- **Task requirements**:
Where does the string "indexed" occur in the records? Copy each line that holds it.

# # #

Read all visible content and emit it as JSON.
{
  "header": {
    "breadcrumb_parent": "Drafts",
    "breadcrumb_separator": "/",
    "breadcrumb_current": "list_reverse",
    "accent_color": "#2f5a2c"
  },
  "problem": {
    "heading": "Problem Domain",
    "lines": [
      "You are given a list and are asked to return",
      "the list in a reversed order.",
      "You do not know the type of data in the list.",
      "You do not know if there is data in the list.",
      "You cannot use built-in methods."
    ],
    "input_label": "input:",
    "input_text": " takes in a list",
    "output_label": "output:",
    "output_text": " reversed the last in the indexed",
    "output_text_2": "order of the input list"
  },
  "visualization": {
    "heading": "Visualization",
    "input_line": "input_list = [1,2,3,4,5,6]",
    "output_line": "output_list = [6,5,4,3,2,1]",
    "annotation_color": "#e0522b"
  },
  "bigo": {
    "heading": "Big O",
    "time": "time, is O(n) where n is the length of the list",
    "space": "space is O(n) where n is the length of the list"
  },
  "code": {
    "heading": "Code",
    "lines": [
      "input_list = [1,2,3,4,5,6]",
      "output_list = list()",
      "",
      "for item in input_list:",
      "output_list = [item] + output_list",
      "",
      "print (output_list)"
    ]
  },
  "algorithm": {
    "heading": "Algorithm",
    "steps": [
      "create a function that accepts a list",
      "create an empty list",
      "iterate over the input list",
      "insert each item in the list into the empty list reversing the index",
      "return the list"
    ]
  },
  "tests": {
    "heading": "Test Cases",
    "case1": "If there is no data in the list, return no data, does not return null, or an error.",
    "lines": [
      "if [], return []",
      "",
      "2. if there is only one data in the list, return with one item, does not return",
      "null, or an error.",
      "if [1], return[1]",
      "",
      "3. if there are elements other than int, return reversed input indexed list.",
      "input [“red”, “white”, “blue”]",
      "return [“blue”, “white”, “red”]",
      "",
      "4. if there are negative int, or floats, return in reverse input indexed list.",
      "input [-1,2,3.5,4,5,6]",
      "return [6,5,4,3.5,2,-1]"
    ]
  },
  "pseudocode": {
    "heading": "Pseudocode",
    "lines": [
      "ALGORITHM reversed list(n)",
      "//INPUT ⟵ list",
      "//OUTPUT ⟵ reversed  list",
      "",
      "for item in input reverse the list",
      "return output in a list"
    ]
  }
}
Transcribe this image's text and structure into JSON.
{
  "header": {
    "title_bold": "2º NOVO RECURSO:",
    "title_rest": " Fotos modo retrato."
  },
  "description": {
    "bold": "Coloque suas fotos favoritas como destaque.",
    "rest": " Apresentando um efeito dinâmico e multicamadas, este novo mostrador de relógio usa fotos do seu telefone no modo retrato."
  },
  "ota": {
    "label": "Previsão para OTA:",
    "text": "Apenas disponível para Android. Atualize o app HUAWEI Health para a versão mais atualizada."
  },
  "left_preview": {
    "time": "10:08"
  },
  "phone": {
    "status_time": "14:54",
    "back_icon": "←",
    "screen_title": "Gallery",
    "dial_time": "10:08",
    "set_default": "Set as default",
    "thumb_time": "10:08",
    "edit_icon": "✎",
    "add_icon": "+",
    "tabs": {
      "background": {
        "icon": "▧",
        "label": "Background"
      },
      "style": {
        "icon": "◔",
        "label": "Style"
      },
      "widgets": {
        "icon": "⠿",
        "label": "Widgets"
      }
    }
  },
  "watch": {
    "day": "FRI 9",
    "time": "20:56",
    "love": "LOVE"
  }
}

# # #

- **Answer**:
    "output_text": " reversed the last in the indexed",
      "3. if there are elements other than int, return reversed input indexed list.",
      "4. if there are negative int, or floats, return in reverse input indexed list.",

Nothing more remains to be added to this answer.